My first date with an Electric Vehicle

My first date with an Electric Vehicle

My first date with an Electric Vehicle.

The big day has finally arrived for my first date with and Electric Vehicle. I am not sure if it is a good or bad thing that my first date with an EV is an award winning luxury model. Fosdick’s BMW provided me with a BMW i3 REx, the range extending version in the BMW i3 series. The REx has the same 22kWh battery as the BMW i3 (2016) EV but with a 647cc combustion engine providing 38hp fueled from a 12liter fuel tank, the same engine as in the BMW 650GT maxi-scooter. The usable battery capacity in the BMW i3 is 18.8kWh. But enough of the technical jargon lets focus on what really matters! The driving experience and making the mind shift to an EV.

One experiences the starkest difference between a “normal” combustion car and an EV the moment you start the engine. When you start the EV there is no sound at all, it is the weirdest experience, you feel uncertain if anything will happen should you step on the accelerator. A golf car makes more noise once you get going, however to all the petrol heads that jokingly refer to a BMW i3 as a glorified golf car I can certainly attest that it is not. If one must compare the driving experience at that level, it will be a Scalextric car. The BMW eDrive system provides powerful torque and the responsiveness is immediate from a standing start. Although with this type of driving you see your battery deplete very quickly. The driving experience is made even more direct thanks to the “one pedal feeling” that comes from a single pedal acting as both accelerator and brake. The low center of gravity provided by the heavy battery pack along the floor pan allows for superior handling.

One of the sales pitches that caught my ear was that there is no service required apart from tires and break changes, obviously with the caveat that the combustion engine in the REx needs servicing. If you consider that with the regenerative braking system much less breaking is required in traffic, resulting in longer lasting braking system.

The sales team was very knowledgeable and provided lots of detail on the car, but I would advise anyone that plans to purchase an EV to do their own homework also and ask relevant questions. For instance, does the package you purchase include fast charging, or is it optional? The BMW WallBox is also optional, BMW provides an assessment of your residents electrical system, which I will highly advise, but the WallBox comes with a high price tag. When I plugged the LV1 charger in my garage plug it tripped the electricity, after which I had to relay power from a plug point with higher amperage inside the house.

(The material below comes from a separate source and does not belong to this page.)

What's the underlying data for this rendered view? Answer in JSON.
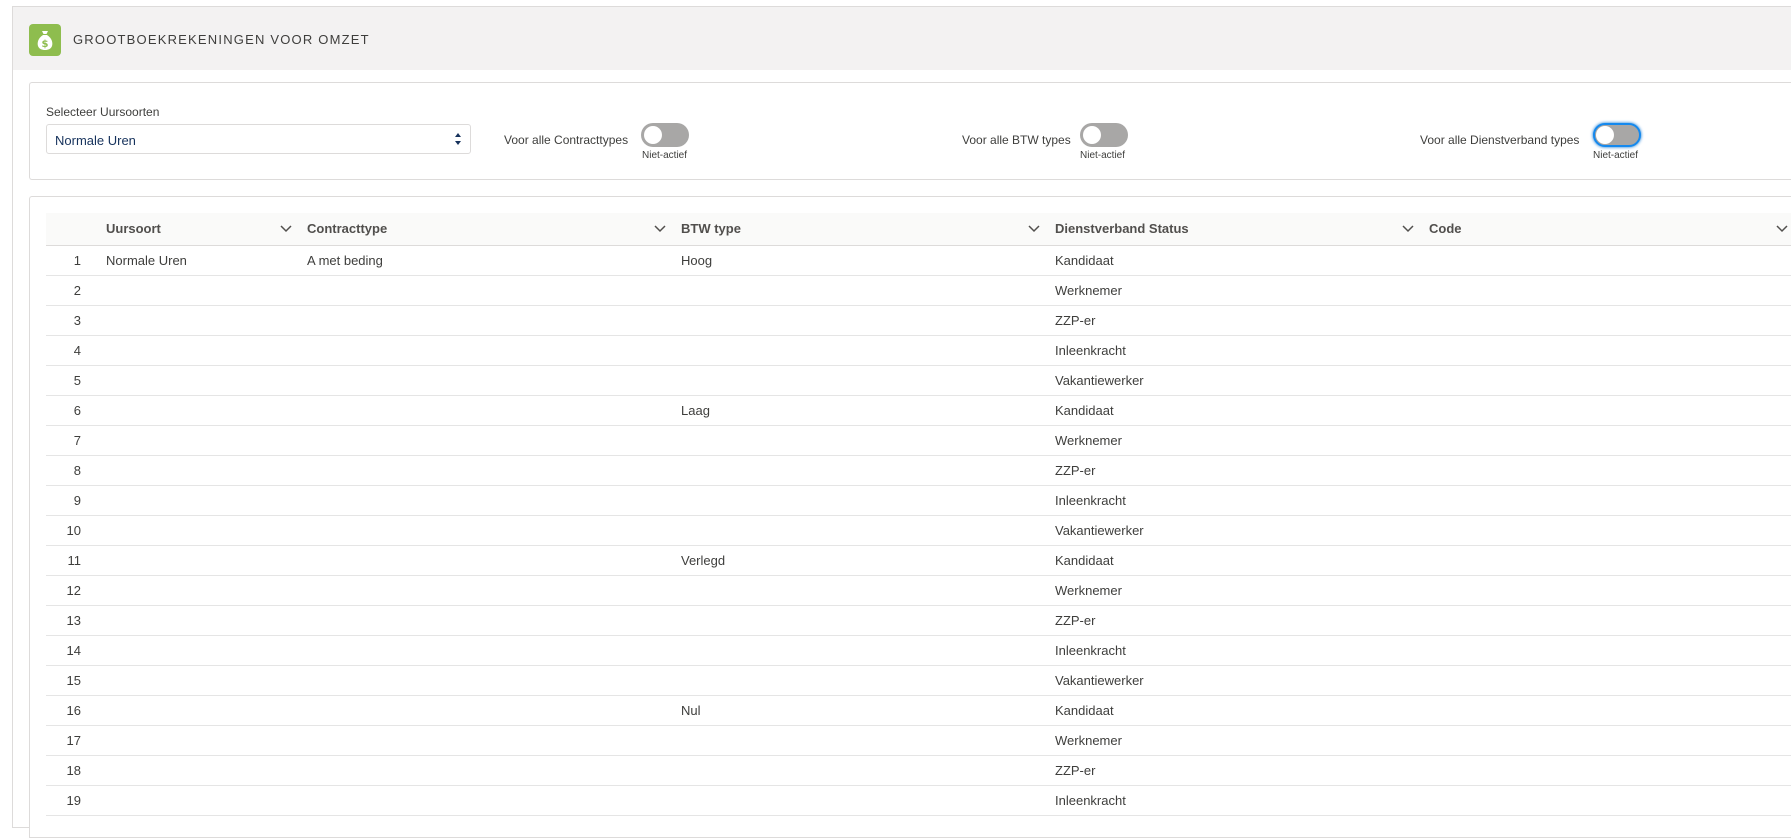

With the great tech included in the vehicle, the sales process is not just a “take the key and leave” affair. Connecting the vehicle to the BMW ConnectedDrive system unlocks a whole range of benefits and features. You can send reminders to buy milk or flowers from your laptop to your car or even active the horn, for what purpose I honestly don’t know. Back at my PC after showing the vehicle to some colleagues I was informed by the ConnectedDrive system that the passenger door was still unlocked. Comforts managed through the APP include Preconditioning, acclimatizing the vehicle for your preset departure time.

Through incorporating some gamification elements the APP measures your driving efficiency and compares it to the broader BMW i3 community, which leads to one’s natural competitive spirit kicking in, thereby successfully altering your bad driving habits. I actually ended up altering my route to suit the battery and become more efficient (I will explore battery management and increasing range in a separate post this week).

There are small technical things to take note of and get used to when driving the BMW i3 REx, like only being able to engage the range-extending mode once the battery’s state of charge (SOC) reaches 75%. A surprising thing is that you are not able to install a vehicle tracking system. However with all the connectedness I believe finding the car would be very much like “Find My iPhone”. Opening the fuel tank also requires a certain sequence due to the fire danger associated with the lithium batteries.

I can conclude that my first impressions of the BMW i3 and EV’s are lasting impressions, of the good kind. I already dread the day when I have to go back to a “normal” car. At least I can look forward to a couple of more days with the BMW i3.


Wynand Goosen

Wynand Goosen


Wynand studied his MBA in San Francisco where he was exposed to the fields of Service Science, Gamification, and Renewables, which he combined to create wattEV2buy and the award winning web app Ekoguru. Wynand is an energy storage expert and has modeled, designed and presented various solutions utilizing lithium-ion and other electrochemical technologies. In his spare time, Wynand is the author of a children’s book series and started a new project called “Career 180”.